Extensive fields of hydrocarbon-rich gas seepage, mud volcanoes and pockmarks have all been mapped by the EUROCORES programme EUROMARGINS. On 4 - 6 October 2006, scientists from 50 different research groups in 12 different countries came together in Bologna, Italy to discuss future cross-discipline, pan-European and pan-World research following in the footsteps of this four year programme as EUROMARGINS is coming to an end.
Collaboration in the 'cold' As ocean sediments compact in cold seeps, fluids ooze out of the sediment and into the water. The cold-seep fluids contain chemical compounds produced by the decomposition of organic materials or by inorganic chemical reactions which occur at high temperatures and pressures.
Near cold seeps in the Eastern Mediterranean, Sébastien Duperron from Université Pierre et Marie Curie in France has found unique bacterial symbiosis with mussels.

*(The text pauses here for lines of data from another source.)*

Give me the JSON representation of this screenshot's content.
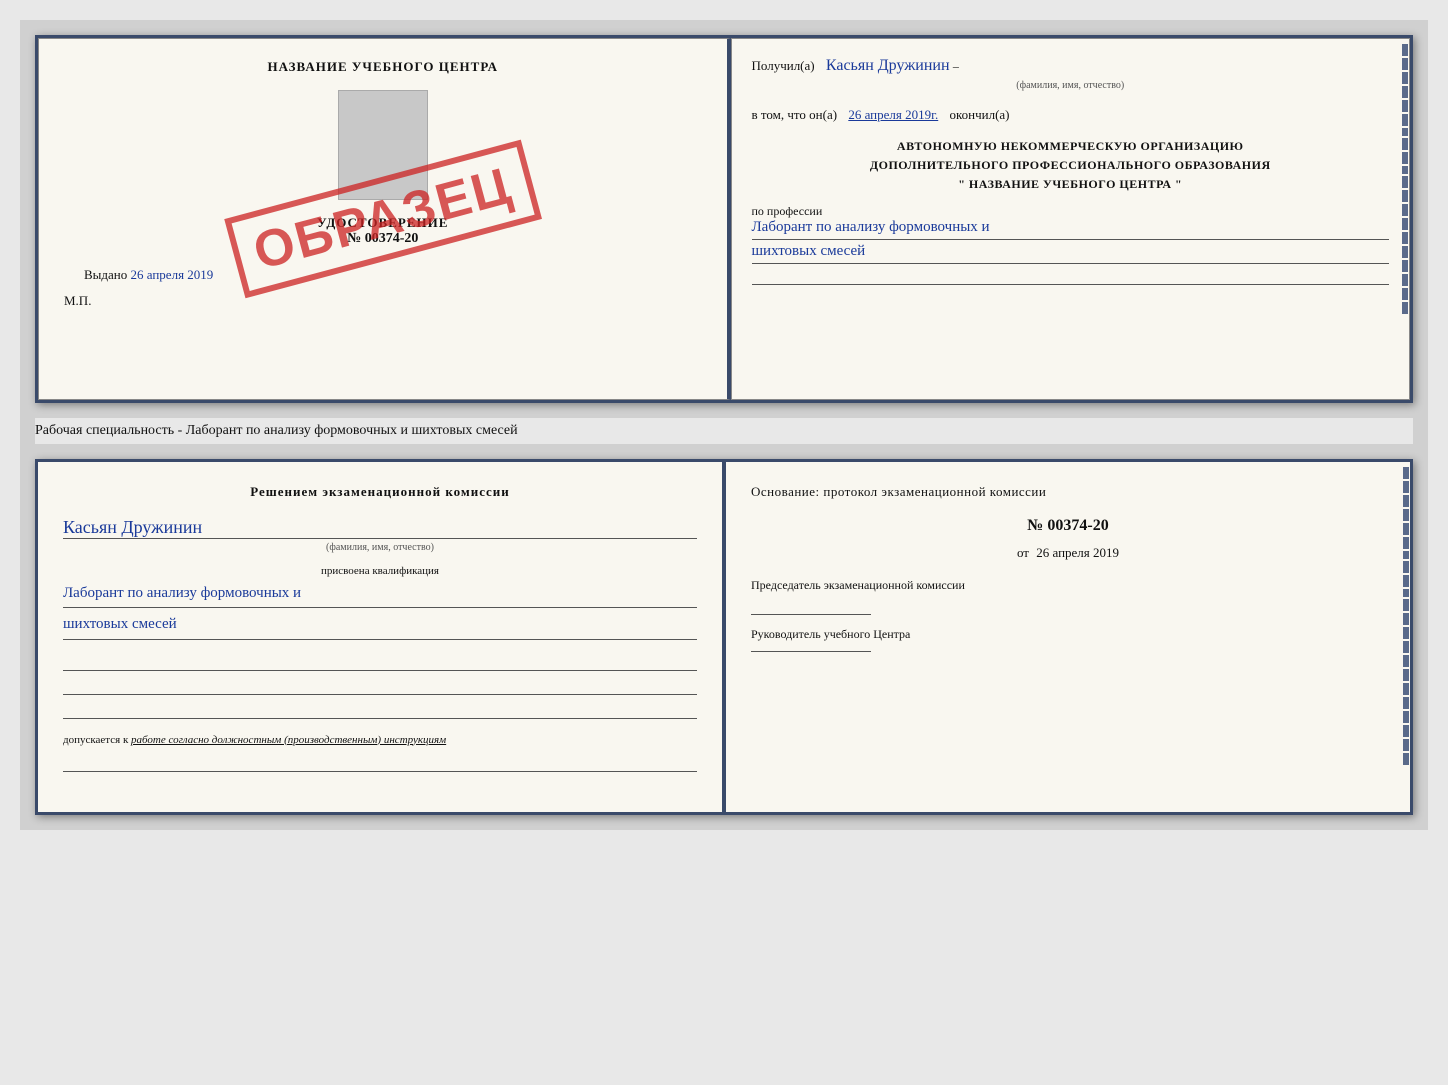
{
  "page": {
    "background": "#d0d0d0"
  },
  "top_cert": {
    "left": {
      "title": "НАЗВАНИЕ УЧЕБНОГО ЦЕНТРА",
      "udostoverenie_label": "УДОСТОВЕРЕНИЕ",
      "number": "№ 00374-20",
      "vydano_label": "Выдано",
      "vydano_date": "26 апреля 2019",
      "mp_label": "М.П.",
      "obrazets": "ОБРАЗЕЦ"
    },
    "right": {
      "received_label": "Получил(а)",
      "name_handwritten": "Касьян Дружинин",
      "fio_label": "(фамилия, имя, отчество)",
      "in_that_label": "в том, что он(а)",
      "date_handwritten": "26 апреля 2019г.",
      "okonchil_label": "окончил(а)",
      "org_line1": "АВТОНОМНУЮ НЕКОММЕРЧЕСКУЮ ОРГАНИЗАЦИЮ",
      "org_line2": "ДОПОЛНИТЕЛЬНОГО ПРОФЕССИОНАЛЬНОГО ОБРАЗОВАНИЯ",
      "org_line3": "\"  НАЗВАНИЕ УЧЕБНОГО ЦЕНТРА  \"",
      "po_professii_label": "по профессии",
      "profession_handwritten_1": "Лаборант по анализу формовочных и",
      "profession_handwritten_2": "шихтовых смесей"
    }
  },
  "middle": {
    "text": "Рабочая специальность - Лаборант по анализу формовочных и шихтовых смесей"
  },
  "bottom_cert": {
    "left": {
      "decision_title": "Решением экзаменационной комиссии",
      "name_handwritten": "Касьян Дружинин",
      "fio_small": "(фамилия, имя, отчество)",
      "prisvoena_label": "присвоена квалификация",
      "qualification_line1": "Лаборант по анализу формовочных и",
      "qualification_line2": "шихтовых смесей",
      "dopuskaetsya_label": "допускается к",
      "dopuskaetsya_text": "работе согласно должностным (производственным) инструкциям"
    },
    "right": {
      "osnovaniye_label": "Основание: протокол экзаменационной комиссии",
      "protocol_number": "№ 00374-20",
      "ot_label": "от",
      "ot_date": "26 апреля 2019",
      "chairman_label": "Председатель экзаменационной комиссии",
      "rukovoditel_label": "Руководитель учебного Центра"
    }
  }
}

Symbiotic associations between bivalves (mussels) and bacteria allow the former to benefit from the bacteria's ability to chemosynthetically (without light) derive energy from the chemical compounds produced and use this energy to ensure primary production.
"In the bivalve species Idas sp., we have found an association with six different symbionts. This is the widest diversity of symbionts ever described in a bivalve species," said Duperron.
This means that the mussel, depending on which type of symbionts it carries, can derive its energy from either sulphide or methane. In addition, Duperron has also found that in the Idas sp., three of the symbionts be
Source:European Science Foundation